*The task:*
Some lines hold the string "March". Copy all of them from the material that follows.

::: Dataset extract :::

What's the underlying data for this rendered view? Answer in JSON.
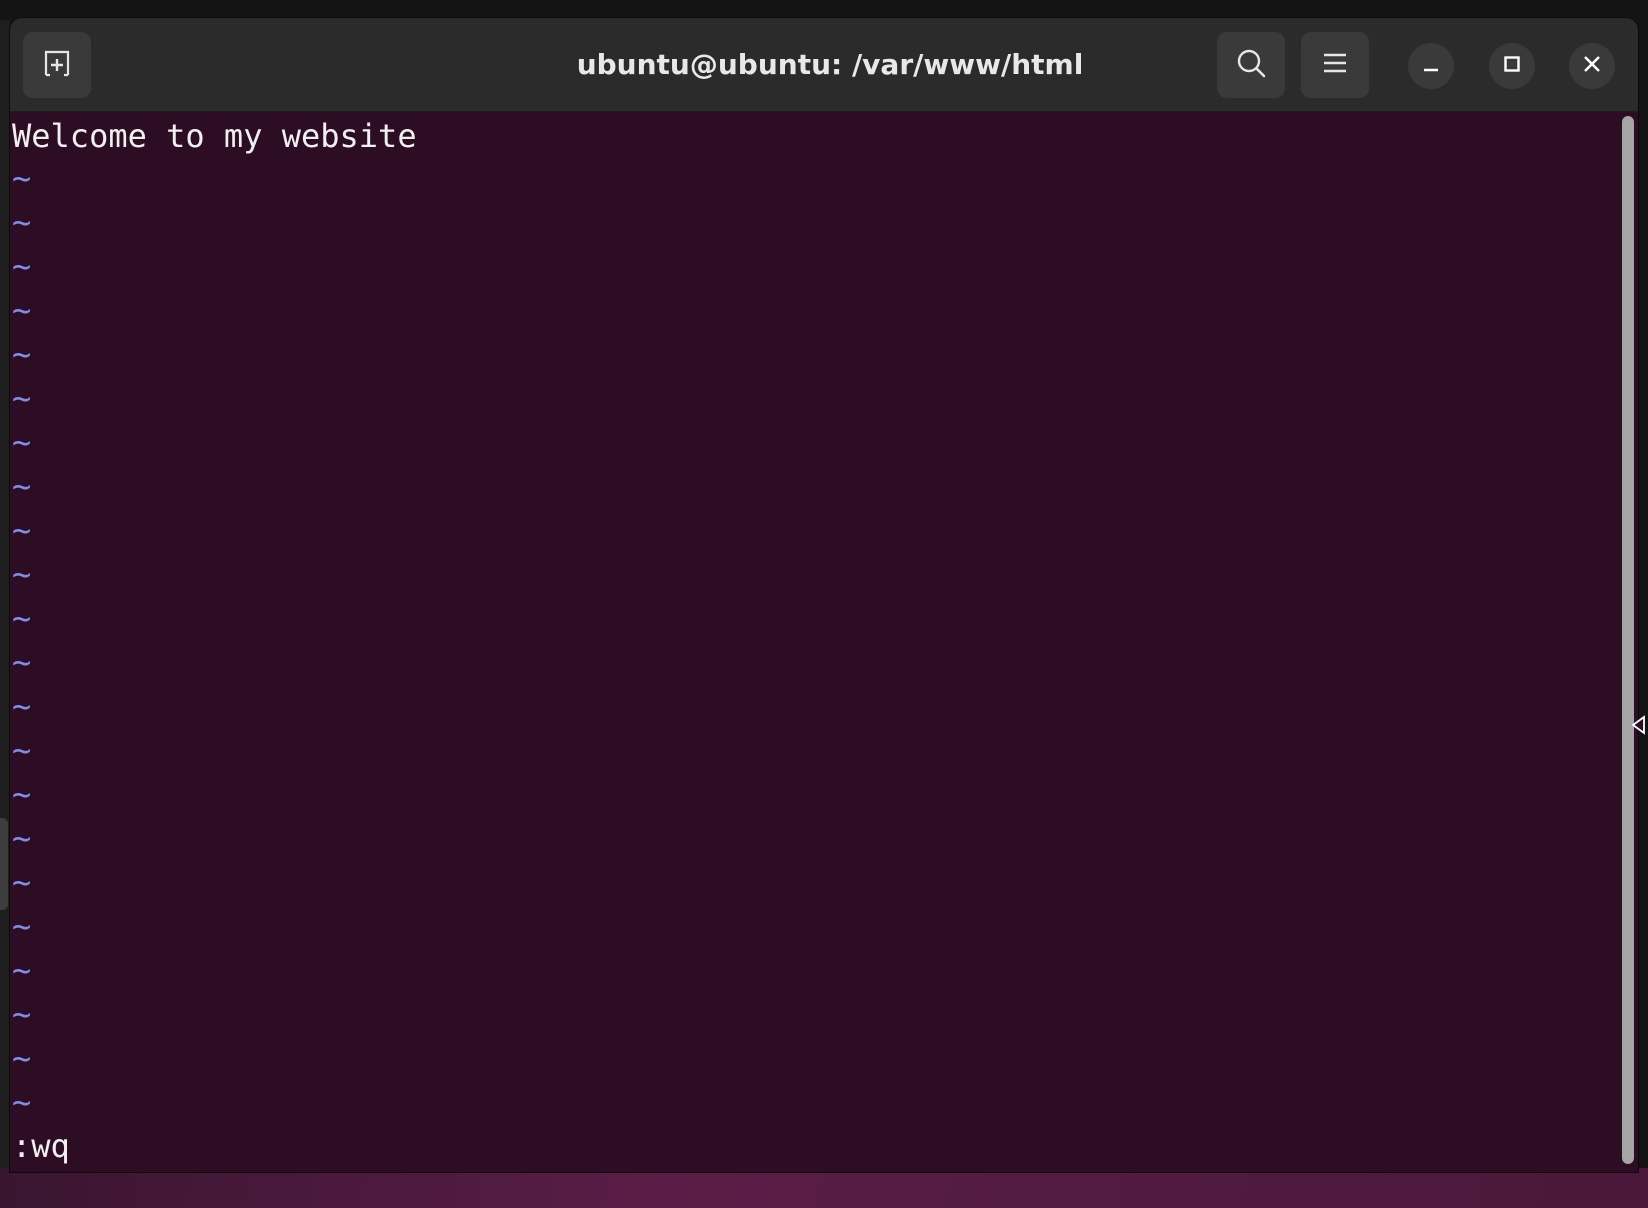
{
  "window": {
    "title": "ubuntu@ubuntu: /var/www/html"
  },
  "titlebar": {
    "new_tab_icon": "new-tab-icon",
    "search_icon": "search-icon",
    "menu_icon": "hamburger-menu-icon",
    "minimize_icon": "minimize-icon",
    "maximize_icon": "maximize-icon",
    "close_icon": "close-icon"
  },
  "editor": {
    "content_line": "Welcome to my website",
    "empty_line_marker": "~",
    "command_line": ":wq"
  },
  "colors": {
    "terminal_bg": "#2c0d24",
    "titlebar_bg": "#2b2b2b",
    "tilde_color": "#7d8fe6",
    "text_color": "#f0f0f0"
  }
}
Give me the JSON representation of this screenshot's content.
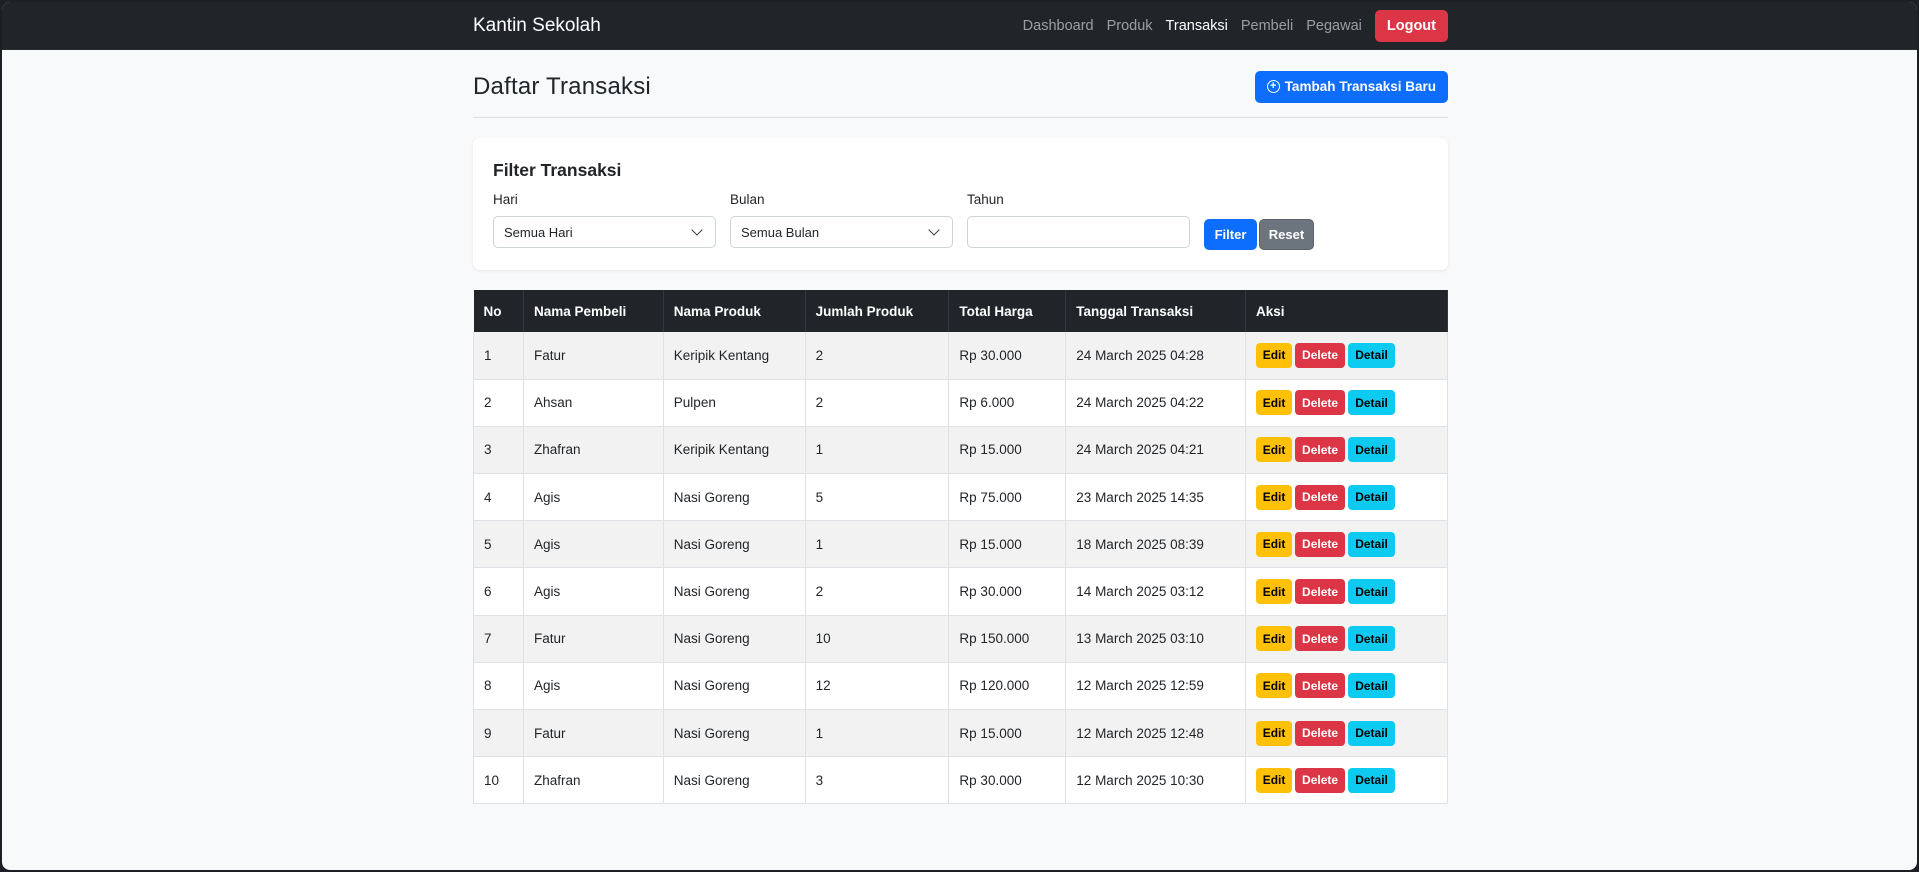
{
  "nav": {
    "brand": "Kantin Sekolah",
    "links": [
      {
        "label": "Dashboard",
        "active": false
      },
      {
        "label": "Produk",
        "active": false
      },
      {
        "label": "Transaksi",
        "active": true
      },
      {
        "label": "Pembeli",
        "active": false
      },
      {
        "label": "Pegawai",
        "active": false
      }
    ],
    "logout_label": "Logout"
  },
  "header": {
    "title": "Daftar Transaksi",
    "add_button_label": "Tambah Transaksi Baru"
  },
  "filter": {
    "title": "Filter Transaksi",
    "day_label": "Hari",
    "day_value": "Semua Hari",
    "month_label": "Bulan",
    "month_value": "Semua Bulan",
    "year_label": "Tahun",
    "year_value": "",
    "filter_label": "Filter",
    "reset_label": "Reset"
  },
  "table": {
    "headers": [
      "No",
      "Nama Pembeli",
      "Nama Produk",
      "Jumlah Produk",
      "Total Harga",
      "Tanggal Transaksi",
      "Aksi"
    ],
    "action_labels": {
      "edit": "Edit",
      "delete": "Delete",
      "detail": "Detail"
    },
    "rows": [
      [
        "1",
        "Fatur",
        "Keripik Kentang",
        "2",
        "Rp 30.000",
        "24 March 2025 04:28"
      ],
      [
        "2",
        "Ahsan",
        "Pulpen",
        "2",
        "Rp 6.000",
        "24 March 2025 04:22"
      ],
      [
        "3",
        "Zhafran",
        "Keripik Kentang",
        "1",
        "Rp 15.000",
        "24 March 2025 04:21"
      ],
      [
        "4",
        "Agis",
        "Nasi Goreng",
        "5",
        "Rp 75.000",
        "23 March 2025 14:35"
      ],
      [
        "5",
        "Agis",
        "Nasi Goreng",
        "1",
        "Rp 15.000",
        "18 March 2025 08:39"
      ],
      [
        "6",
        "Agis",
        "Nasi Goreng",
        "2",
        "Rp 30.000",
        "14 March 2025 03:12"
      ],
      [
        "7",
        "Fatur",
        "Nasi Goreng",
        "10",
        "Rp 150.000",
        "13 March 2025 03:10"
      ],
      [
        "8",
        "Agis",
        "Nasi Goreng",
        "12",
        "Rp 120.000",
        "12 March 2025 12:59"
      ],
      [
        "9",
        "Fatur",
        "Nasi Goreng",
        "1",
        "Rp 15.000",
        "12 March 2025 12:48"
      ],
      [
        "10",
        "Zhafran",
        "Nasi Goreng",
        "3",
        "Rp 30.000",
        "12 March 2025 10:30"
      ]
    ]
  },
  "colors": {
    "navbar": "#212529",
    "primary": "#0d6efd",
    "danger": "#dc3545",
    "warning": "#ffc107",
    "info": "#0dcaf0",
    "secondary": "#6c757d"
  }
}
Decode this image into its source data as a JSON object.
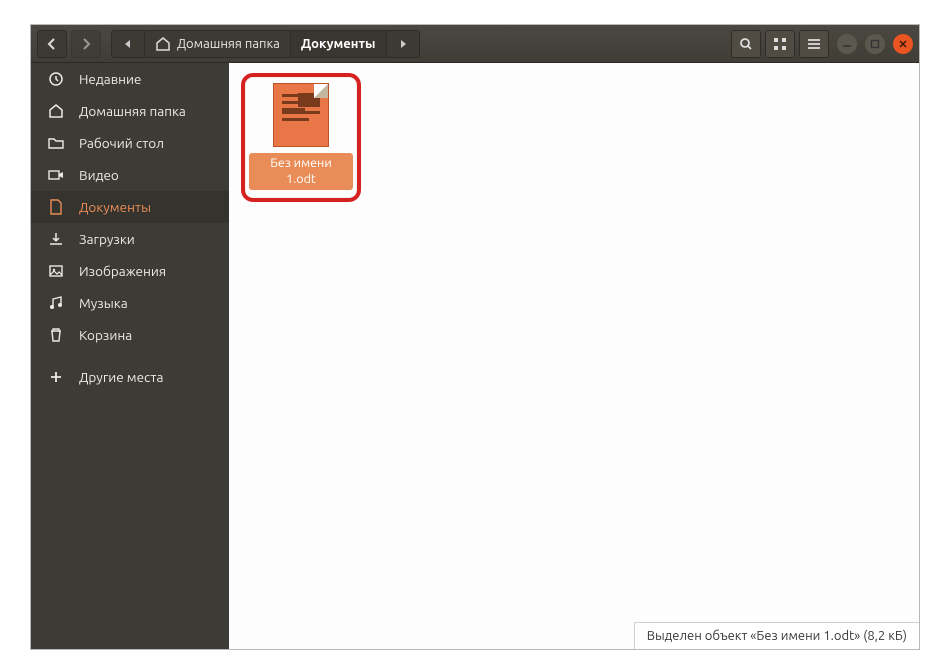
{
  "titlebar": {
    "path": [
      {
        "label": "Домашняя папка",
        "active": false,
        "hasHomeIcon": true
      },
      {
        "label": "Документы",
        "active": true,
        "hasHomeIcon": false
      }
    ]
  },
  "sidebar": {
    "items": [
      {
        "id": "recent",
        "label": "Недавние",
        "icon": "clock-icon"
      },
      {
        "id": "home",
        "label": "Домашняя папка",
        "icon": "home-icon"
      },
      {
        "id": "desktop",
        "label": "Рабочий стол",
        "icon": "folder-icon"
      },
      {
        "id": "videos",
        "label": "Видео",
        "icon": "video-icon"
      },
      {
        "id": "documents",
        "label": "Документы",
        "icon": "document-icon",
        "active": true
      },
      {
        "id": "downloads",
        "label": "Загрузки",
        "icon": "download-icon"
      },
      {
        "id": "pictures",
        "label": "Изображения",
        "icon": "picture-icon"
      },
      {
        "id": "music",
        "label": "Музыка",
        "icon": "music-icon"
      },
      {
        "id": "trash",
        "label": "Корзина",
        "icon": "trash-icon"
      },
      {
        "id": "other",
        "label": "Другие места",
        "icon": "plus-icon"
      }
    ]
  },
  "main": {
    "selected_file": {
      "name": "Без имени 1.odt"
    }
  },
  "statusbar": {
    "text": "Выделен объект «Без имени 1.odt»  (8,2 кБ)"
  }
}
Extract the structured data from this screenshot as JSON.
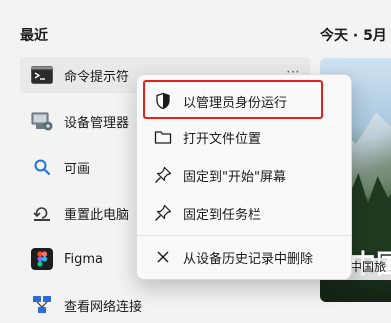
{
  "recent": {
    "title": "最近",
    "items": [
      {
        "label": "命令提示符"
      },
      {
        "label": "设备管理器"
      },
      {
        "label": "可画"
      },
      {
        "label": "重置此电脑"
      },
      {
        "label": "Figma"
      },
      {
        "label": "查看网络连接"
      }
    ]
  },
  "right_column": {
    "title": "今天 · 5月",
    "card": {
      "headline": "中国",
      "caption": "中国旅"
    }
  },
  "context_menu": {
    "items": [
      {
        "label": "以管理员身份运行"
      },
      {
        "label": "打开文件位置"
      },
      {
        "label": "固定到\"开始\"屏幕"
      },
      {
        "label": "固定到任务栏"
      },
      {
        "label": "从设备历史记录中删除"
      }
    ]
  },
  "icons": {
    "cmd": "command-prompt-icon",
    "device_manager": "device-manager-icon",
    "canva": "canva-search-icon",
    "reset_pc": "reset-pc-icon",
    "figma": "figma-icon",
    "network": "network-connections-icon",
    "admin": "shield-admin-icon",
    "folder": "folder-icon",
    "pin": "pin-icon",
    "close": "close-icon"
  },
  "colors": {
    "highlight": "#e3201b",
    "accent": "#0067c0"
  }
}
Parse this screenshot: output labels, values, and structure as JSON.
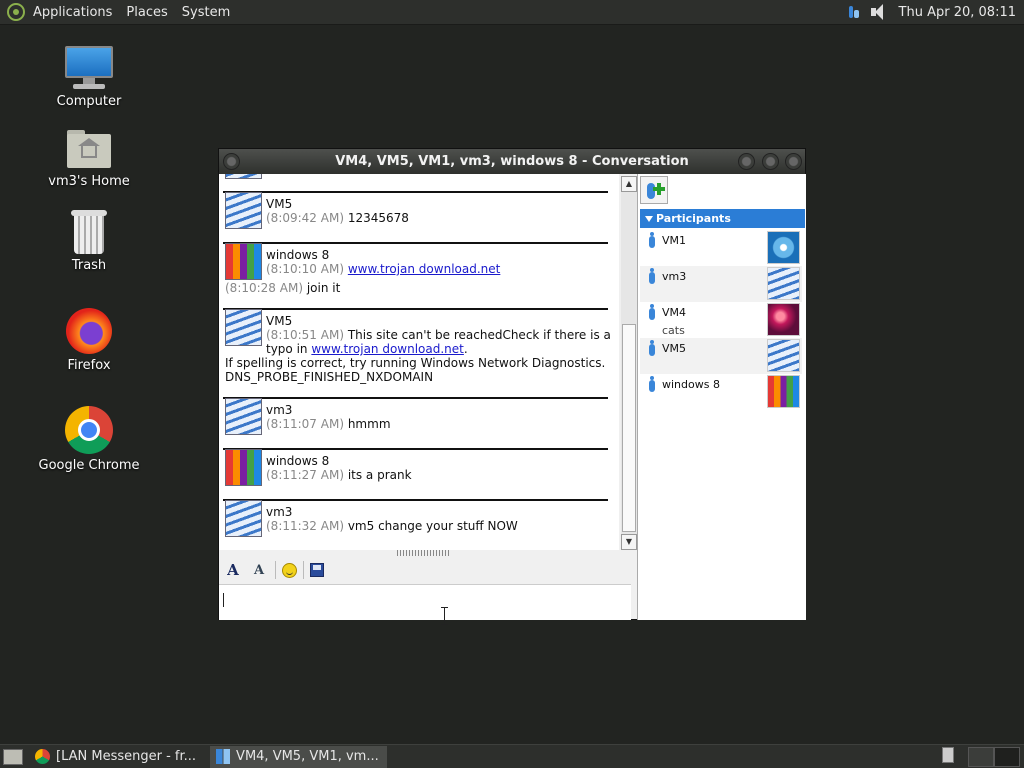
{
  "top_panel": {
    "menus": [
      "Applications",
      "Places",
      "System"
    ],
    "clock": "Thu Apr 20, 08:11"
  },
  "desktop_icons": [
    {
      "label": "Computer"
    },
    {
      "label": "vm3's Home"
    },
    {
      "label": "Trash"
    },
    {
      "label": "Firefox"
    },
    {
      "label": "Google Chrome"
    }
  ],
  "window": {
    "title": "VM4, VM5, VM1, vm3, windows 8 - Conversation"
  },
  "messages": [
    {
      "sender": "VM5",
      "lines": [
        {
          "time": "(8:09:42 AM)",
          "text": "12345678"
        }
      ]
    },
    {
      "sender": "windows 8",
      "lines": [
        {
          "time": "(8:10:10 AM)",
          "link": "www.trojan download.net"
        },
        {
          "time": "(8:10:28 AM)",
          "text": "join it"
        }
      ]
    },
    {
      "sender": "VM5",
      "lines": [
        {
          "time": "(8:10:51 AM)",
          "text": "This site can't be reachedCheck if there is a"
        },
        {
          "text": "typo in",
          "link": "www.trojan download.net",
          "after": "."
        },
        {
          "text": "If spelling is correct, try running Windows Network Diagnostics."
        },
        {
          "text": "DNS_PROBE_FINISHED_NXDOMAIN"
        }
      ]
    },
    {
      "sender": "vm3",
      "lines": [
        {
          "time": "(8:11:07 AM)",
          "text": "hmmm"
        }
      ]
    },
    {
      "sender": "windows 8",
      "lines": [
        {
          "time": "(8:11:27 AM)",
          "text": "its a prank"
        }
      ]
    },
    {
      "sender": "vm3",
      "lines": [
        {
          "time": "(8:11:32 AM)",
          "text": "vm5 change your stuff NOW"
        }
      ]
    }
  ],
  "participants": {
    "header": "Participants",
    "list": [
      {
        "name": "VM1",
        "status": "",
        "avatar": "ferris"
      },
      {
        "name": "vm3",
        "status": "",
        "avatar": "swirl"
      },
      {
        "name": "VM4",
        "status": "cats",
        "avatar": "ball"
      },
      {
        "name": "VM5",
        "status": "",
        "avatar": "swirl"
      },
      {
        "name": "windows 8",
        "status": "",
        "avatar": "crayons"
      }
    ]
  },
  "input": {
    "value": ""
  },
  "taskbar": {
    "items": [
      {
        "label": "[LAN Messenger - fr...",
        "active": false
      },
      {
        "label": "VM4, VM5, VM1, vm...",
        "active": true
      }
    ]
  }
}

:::

*Solution:*
        "24 March 2025 04:28"
        "24 March 2025 04:22"
        "24 March 2025 04:21"
        "23 March 2025 14:35"
        "18 March 2025 08:39"
        "14 March 2025 03:12"
        "13 March 2025 03:10"
        "12 March 2025 12:59"
        "12 March 2025 12:48"
        "12 March 2025 10:30"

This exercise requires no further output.